(RECORD EXTRACTS begins)
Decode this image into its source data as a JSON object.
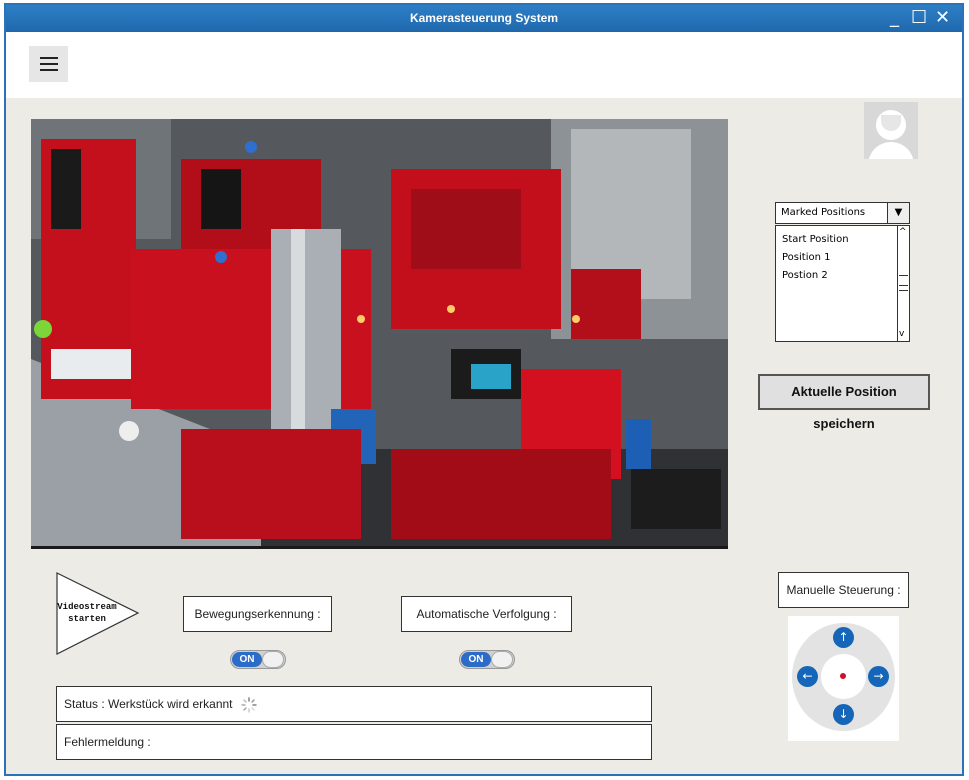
{
  "window": {
    "title": "Kamerasteuerung System",
    "minimize_glyph": "_",
    "maximize_glyph": "☐",
    "close_glyph": "✕"
  },
  "toolbar": {
    "menu_icon": "hamburger-menu-icon"
  },
  "video": {
    "content": "camera-feed-factory-model"
  },
  "user": {
    "avatar_icon": "user-avatar-icon"
  },
  "positions": {
    "dropdown_label": "Marked Positions",
    "dropdown_arrow": "▼",
    "items": [
      "Start Position",
      "Position 1",
      "Postion 2"
    ],
    "save_button": "Aktuelle Position speichern"
  },
  "controls": {
    "videostream_line1": "Videostream",
    "videostream_line2": "starten",
    "motion_label": "Bewegungserkennung :",
    "motion_toggle": "ON",
    "tracking_label": "Automatische Verfolgung :",
    "tracking_toggle": "ON"
  },
  "status": {
    "status_text": "Status : Werkstück wird erkannt",
    "error_text": "Fehlermeldung :"
  },
  "manual": {
    "label": "Manuelle Steuerung :",
    "up": "↑",
    "down": "↓",
    "left": "←",
    "right": "→"
  },
  "colors": {
    "titlebar": "#2b73b8",
    "background": "#ecebe5",
    "toggle_on": "#2a6cc7",
    "dpad_button": "#1566b8",
    "dpad_center_dot": "#d0102a"
  }
}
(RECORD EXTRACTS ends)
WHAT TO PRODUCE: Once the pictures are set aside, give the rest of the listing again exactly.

ANSWER FOR THIS EXERCISE:
Decode this image into its source data as a JSON object.
{
  "window": {
    "title": "Kamerasteuerung System",
    "minimize_glyph": "_",
    "maximize_glyph": "☐",
    "close_glyph": "✕"
  },
  "toolbar": {
    "menu_icon": "hamburger-menu-icon"
  },
  "video": {
    "content": "camera-feed-factory-model"
  },
  "user": {
    "avatar_icon": "user-avatar-icon"
  },
  "positions": {
    "dropdown_label": "Marked Positions",
    "dropdown_arrow": "▼",
    "items": [
      "Start Position",
      "Position 1",
      "Postion 2"
    ],
    "save_button": "Aktuelle Position speichern"
  },
  "controls": {
    "videostream_line1": "Videostream",
    "videostream_line2": "starten",
    "motion_label": "Bewegungserkennung :",
    "motion_toggle": "ON",
    "tracking_label": "Automatische Verfolgung :",
    "tracking_toggle": "ON"
  },
  "status": {
    "status_text": "Status : Werkstück wird erkannt",
    "error_text": "Fehlermeldung :"
  },
  "manual": {
    "label": "Manuelle Steuerung :",
    "up": "↑",
    "down": "↓",
    "left": "←",
    "right": "→"
  },
  "colors": {
    "titlebar": "#2b73b8",
    "background": "#ecebe5",
    "toggle_on": "#2a6cc7",
    "dpad_button": "#1566b8",
    "dpad_center_dot": "#d0102a"
  }
}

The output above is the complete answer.